Q: Hi Mrs Somaya, how long have you been a Dover Court teacher?
A: I first started teaching at Dover Court in April 2007, soon after my husband and I moved to Singapore, over a decade ago. I spent 5 terms teaching the Early Years children before I left to have my son. I chose to be a stay-at-home mum for a few years and then came back to Dover Court in August 2013 and have been here ever since. In fact, this year I have been fortunate to see some of my old Reception children from 2007-2008 complete their iGCSE’s and graduate, one of whom has graduated from Dover.
I have seen Dover Court in the pre and post Nord Anglia days and it’s so amazing to see how much the school has grown and changed in a short span of time.
Q: Why do you love being a teacher?
A: Teaching is all I have ever done, and I wouldn’t trade my job for any other in the world. I absolutely love being with the children every day, hearing their stories and telling them mine. Even though I’ve been in the same profession for over 15 years, each day is different and comes with its own set of ups and downs. I have predominantly taught 3-8 year olds and I find these children to be so witty, spontaneous and fun-loving which keeps me on my toes and leads to many exciting days. Having been at Dover Court for so many years, it’s great to run into past students around the school and see how well they are turning out. I love the mutual respect that I gain with my students and being a role model drives me to be a better person every day.
Q: You are one of our EAL, English as an Additional Language, teachers, can you tell us a bit about what it is like to teach students who speak little or no English.
A: Can you imagine starting school in a foreign country where no one understands you and you don’t understand anyone or anything? That’s often the case for many of our new EAL students. They are bright, motivated and highly resilient children who require patient and compassionate teachers to understand them and support their needs. I have taught EAL classes for 4 years now and I absolutely love it. The key is to identify their specific levels and needs and to build on from there. We are fortunate to offer EAL lessons in smaller groups at DCIS, where we can differentiate the learning to enhance their progress. One of the challenging parts of the job is the realisation that every word we say must be understood and hence we need to simplify the way we speak to them. However, over time, the most rewarding part of the job is seeing the confidence these children develop in themselves, the level of English they are able to achieve in their reading and writing tasks and mainly their ability to speak with greater fluency. If I can have a ‘reciprocal conversation’ with my EAL student, I am a happy teacher!
Q: You have participated in quite a few events over the years, which ones have you enjoyed the most?

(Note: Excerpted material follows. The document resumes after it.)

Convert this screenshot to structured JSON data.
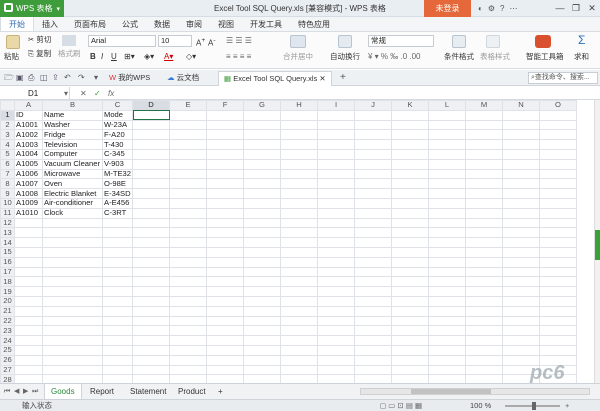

A: One of the things I love about Dover Court is that we celebrate our differences of culture and nationality through various festivals and events. Each one comes with its own charm, though I think UN Day is possibly one of my favourites. It is wonderful to see everyone dressed in traditional outfits, taking pride in their culture while being respectful of others. The atmosphere at school is so vibrant and festive, with the entire school community coming together. It is truly a day for us all to be proud of our heritage and an incredible opportunity to pass on the values of peace, harmony and global citizenship to the next generation.
UN Day celebrations at Dover Court have changed considerably over the years that I have been here. Many of you might not know, but when Dover was a smaller school, each Country would be assigned a classroom and the parents of that nationality would decorate the rooms (much like we do the tents today) and serve traditional food, which would be the highlight of the day! I still remember all the Belgian waffles, Swiss chocolate, English pastries, Japanese sushi, Indian chaats and so many more exotic cuisines I have relished over the years.
Q: As a seasoned expat, what would be your top tip to families joining us in August?
A: Explore, Explore, Explore!!! Singapore has much to offer for every age group so it’s good to get out and make the most of your time here. From zoos, to museums, to national parks, the beaches, concerts, sporting activities, brunches, high-teas and so much more… the Little Red Dot really is an amazing country to live in!
Q: As lovely as our school is, there’s also a life outside of school. What do you do to unwind?
A: When I leave school, I still take a little part of it home with me – my son! 😊 So, when the teacher hat comes off, the parent hat comes on almost instantaneously, which leaves little ‘me time’ in the day. What I do enjoy in my free time is catching up with friends, watching movies, baking and creating photo albums. On the weekends, as a family we often go biking down the ECP and stop for some cricket and breakfast, swim in our condo and play lots of board games.